WORK INSTRUCTIONS
In the data below, which lines hold the word "this"? Copy them.

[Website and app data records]
+++

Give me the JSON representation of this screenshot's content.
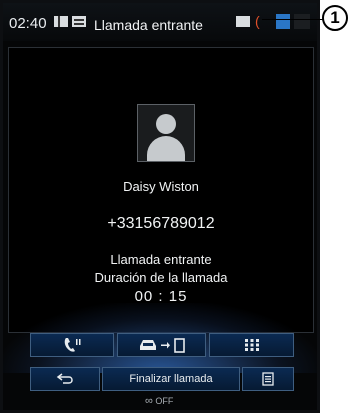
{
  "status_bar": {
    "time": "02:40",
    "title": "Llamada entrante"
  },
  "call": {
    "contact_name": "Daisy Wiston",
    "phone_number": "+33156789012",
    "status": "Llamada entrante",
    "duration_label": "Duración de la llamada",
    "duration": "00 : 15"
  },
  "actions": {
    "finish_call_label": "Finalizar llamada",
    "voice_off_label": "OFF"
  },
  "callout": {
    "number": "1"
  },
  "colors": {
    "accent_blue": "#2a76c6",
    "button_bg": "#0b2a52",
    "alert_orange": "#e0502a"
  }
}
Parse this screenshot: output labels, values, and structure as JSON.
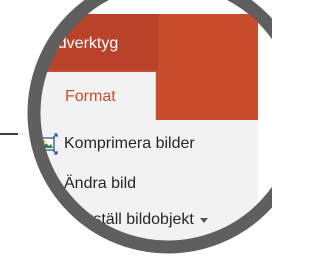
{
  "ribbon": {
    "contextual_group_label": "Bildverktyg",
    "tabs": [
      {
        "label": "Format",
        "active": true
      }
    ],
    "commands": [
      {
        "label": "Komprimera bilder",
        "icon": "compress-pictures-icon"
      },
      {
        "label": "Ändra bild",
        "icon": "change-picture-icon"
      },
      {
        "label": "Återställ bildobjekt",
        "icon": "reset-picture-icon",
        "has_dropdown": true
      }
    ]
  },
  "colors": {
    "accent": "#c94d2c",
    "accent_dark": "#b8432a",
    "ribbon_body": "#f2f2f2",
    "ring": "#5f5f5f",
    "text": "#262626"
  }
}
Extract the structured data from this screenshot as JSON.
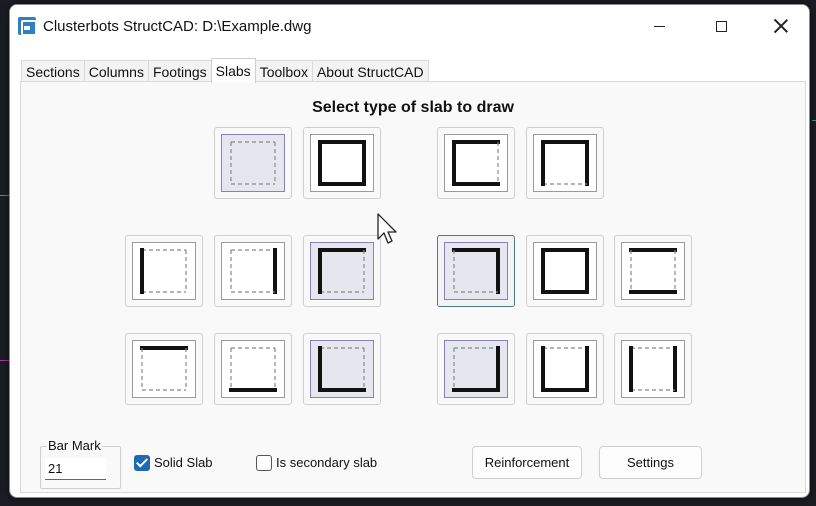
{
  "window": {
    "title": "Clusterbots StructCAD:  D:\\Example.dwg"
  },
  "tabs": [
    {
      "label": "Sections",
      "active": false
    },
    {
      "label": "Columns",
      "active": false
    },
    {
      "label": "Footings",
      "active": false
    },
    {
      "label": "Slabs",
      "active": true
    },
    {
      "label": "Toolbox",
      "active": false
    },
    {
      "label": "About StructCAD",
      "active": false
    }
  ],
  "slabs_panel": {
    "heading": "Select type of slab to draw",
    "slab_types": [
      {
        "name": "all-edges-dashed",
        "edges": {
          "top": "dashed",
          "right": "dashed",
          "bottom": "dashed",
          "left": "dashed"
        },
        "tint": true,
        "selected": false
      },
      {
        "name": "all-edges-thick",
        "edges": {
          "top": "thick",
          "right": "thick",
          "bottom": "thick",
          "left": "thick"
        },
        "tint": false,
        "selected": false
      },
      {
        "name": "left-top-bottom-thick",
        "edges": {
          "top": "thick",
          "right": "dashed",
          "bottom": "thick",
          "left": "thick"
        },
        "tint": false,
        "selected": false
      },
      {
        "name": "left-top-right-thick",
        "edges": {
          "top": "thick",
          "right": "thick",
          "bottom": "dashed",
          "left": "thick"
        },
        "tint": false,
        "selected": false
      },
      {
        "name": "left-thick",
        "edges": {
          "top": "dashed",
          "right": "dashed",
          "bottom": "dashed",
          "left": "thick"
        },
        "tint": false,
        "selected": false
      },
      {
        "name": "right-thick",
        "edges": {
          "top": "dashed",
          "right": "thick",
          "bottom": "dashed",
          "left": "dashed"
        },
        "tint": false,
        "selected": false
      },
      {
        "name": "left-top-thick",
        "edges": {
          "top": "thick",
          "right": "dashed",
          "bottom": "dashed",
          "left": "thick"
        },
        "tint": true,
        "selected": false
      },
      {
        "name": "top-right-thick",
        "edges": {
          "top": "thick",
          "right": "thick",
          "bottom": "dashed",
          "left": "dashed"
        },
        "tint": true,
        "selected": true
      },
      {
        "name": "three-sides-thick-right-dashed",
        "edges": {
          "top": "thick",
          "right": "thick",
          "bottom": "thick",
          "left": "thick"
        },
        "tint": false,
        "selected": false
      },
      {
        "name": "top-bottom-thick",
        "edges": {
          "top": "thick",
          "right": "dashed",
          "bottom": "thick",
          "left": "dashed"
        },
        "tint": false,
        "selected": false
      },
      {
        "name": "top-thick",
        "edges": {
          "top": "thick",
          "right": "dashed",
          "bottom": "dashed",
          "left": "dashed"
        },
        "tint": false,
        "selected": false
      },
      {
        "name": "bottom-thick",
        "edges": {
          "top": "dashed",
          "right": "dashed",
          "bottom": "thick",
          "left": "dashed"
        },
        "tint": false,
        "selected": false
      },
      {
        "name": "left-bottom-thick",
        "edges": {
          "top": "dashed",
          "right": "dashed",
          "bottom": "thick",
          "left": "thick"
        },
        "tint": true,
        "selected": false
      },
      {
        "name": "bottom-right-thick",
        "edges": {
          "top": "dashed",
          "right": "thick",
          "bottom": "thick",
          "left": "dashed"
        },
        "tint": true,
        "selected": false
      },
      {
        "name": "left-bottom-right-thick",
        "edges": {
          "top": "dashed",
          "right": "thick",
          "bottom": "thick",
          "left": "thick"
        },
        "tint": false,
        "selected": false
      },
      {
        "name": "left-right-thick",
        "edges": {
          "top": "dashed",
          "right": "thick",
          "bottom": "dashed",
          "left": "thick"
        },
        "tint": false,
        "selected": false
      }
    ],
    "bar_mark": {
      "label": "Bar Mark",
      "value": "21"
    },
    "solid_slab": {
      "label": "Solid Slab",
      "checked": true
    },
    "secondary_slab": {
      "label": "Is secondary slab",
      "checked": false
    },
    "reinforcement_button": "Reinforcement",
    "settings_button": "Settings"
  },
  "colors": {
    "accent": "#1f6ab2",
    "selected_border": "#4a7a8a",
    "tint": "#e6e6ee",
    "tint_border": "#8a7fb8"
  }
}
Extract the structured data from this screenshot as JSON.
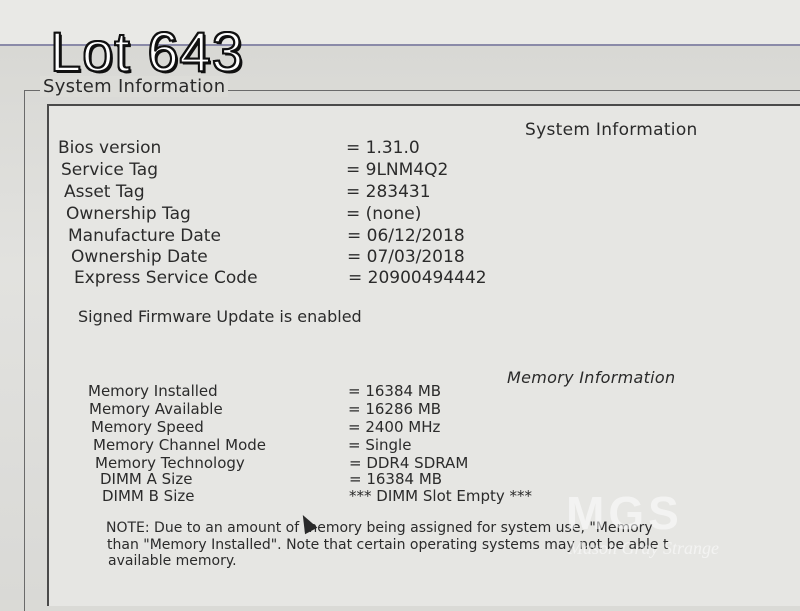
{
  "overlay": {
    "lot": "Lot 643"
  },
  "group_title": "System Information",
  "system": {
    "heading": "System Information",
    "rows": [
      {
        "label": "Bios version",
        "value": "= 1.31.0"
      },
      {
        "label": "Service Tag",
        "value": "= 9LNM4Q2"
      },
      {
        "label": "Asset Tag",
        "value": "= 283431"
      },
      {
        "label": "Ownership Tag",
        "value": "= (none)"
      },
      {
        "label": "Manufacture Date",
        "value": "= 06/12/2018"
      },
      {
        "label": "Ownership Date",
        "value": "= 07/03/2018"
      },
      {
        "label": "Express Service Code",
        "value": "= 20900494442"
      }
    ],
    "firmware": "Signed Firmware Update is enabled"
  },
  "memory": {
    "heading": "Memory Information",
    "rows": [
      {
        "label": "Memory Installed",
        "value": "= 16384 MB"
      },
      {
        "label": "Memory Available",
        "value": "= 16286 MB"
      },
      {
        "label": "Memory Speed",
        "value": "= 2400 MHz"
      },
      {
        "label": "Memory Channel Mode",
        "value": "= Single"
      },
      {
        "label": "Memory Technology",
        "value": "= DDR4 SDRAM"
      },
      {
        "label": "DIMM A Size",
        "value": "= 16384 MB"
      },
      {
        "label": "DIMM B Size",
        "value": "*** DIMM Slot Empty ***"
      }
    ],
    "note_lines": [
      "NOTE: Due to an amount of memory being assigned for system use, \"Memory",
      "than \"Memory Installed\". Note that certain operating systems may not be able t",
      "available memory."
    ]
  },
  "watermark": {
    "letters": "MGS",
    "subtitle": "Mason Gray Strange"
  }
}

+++

TASK RESPONSE
Give me the JSON representation of this screenshot's content.
Parse this screenshot: output labels, values, and structure as JSON.
Extract the structured data from this screenshot as JSON.
Extract the structured data from this screenshot as JSON.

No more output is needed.